EXERCISE INSTRUCTIONS:
Write out the records below word for word, please.

Extracted records

Start of Block

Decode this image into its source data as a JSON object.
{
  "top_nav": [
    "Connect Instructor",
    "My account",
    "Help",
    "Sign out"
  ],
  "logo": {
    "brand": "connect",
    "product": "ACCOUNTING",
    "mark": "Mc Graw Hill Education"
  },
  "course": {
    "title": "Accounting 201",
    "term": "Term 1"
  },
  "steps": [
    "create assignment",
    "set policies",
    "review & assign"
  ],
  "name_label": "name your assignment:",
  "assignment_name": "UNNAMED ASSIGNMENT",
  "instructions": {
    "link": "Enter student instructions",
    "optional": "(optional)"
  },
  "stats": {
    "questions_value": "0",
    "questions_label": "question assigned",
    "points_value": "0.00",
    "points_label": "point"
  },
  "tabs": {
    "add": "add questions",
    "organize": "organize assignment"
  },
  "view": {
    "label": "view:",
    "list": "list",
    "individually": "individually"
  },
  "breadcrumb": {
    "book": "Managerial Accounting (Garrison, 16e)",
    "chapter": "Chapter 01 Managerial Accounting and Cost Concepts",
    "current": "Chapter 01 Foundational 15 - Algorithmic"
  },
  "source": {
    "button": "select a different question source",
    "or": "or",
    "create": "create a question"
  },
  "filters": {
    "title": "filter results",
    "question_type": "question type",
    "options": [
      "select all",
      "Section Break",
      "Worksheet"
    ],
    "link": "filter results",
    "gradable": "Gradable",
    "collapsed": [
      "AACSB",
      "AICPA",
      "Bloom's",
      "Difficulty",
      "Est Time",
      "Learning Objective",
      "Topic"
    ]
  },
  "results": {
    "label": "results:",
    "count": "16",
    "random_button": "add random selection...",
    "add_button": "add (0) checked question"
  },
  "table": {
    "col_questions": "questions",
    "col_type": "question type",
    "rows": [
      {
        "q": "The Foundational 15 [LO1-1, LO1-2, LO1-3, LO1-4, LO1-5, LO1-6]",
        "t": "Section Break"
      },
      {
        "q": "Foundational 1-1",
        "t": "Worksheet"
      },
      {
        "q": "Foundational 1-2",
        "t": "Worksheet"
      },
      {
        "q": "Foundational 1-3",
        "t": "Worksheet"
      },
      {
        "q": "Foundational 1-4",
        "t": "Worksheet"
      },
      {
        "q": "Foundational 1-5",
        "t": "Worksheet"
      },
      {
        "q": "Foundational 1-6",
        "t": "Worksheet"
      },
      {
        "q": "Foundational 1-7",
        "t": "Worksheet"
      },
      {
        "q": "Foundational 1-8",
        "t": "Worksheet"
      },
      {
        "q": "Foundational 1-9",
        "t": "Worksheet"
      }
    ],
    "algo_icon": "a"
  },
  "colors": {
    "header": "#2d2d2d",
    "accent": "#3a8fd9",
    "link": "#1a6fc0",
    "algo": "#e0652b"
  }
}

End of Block

OUTPUT OF THE EXERCISE:
Decode this image into its source data as a JSON object.
{
  "top_nav": [
    "Connect Instructor",
    "My account",
    "Help",
    "Sign out"
  ],
  "logo": {
    "brand": "connect",
    "product": "ACCOUNTING",
    "mark": "Mc Graw Hill Education"
  },
  "course": {
    "title": "Accounting 201",
    "term": "Term 1"
  },
  "steps": [
    "create assignment",
    "set policies",
    "review & assign"
  ],
  "name_label": "name your assignment:",
  "assignment_name": "UNNAMED ASSIGNMENT",
  "instructions": {
    "link": "Enter student instructions",
    "optional": "(optional)"
  },
  "stats": {
    "questions_value": "0",
    "questions_label": "question assigned",
    "points_value": "0.00",
    "points_label": "point"
  },
  "tabs": {
    "add": "add questions",
    "organize": "organize assignment"
  },
  "view": {
    "label": "view:",
    "list": "list",
    "individually": "individually"
  },
  "breadcrumb": {
    "book": "Managerial Accounting (Garrison, 16e)",
    "chapter": "Chapter 01 Managerial Accounting and Cost Concepts",
    "current": "Chapter 01 Foundational 15 - Algorithmic"
  },
  "source": {
    "button": "select a different question source",
    "or": "or",
    "create": "create a question"
  },
  "filters": {
    "title": "filter results",
    "question_type": "question type",
    "options": [
      "select all",
      "Section Break",
      "Worksheet"
    ],
    "link": "filter results",
    "gradable": "Gradable",
    "collapsed": [
      "AACSB",
      "AICPA",
      "Bloom's",
      "Difficulty",
      "Est Time",
      "Learning Objective",
      "Topic"
    ]
  },
  "results": {
    "label": "results:",
    "count": "16",
    "random_button": "add random selection...",
    "add_button": "add (0) checked question"
  },
  "table": {
    "col_questions": "questions",
    "col_type": "question type",
    "rows": [
      {
        "q": "The Foundational 15 [LO1-1, LO1-2, LO1-3, LO1-4, LO1-5, LO1-6]",
        "t": "Section Break"
      },
      {
        "q": "Foundational 1-1",
        "t": "Worksheet"
      },
      {
        "q": "Foundational 1-2",
        "t": "Worksheet"
      },
      {
        "q": "Foundational 1-3",
        "t": "Worksheet"
      },
      {
        "q": "Foundational 1-4",
        "t": "Worksheet"
      },
      {
        "q": "Foundational 1-5",
        "t": "Worksheet"
      },
      {
        "q": "Foundational 1-6",
        "t": "Worksheet"
      },
      {
        "q": "Foundational 1-7",
        "t": "Worksheet"
      },
      {
        "q": "Foundational 1-8",
        "t": "Worksheet"
      },
      {
        "q": "Foundational 1-9",
        "t": "Worksheet"
      }
    ],
    "algo_icon": "a"
  },
  "colors": {
    "header": "#2d2d2d",
    "accent": "#3a8fd9",
    "link": "#1a6fc0",
    "algo": "#e0652b"
  }
}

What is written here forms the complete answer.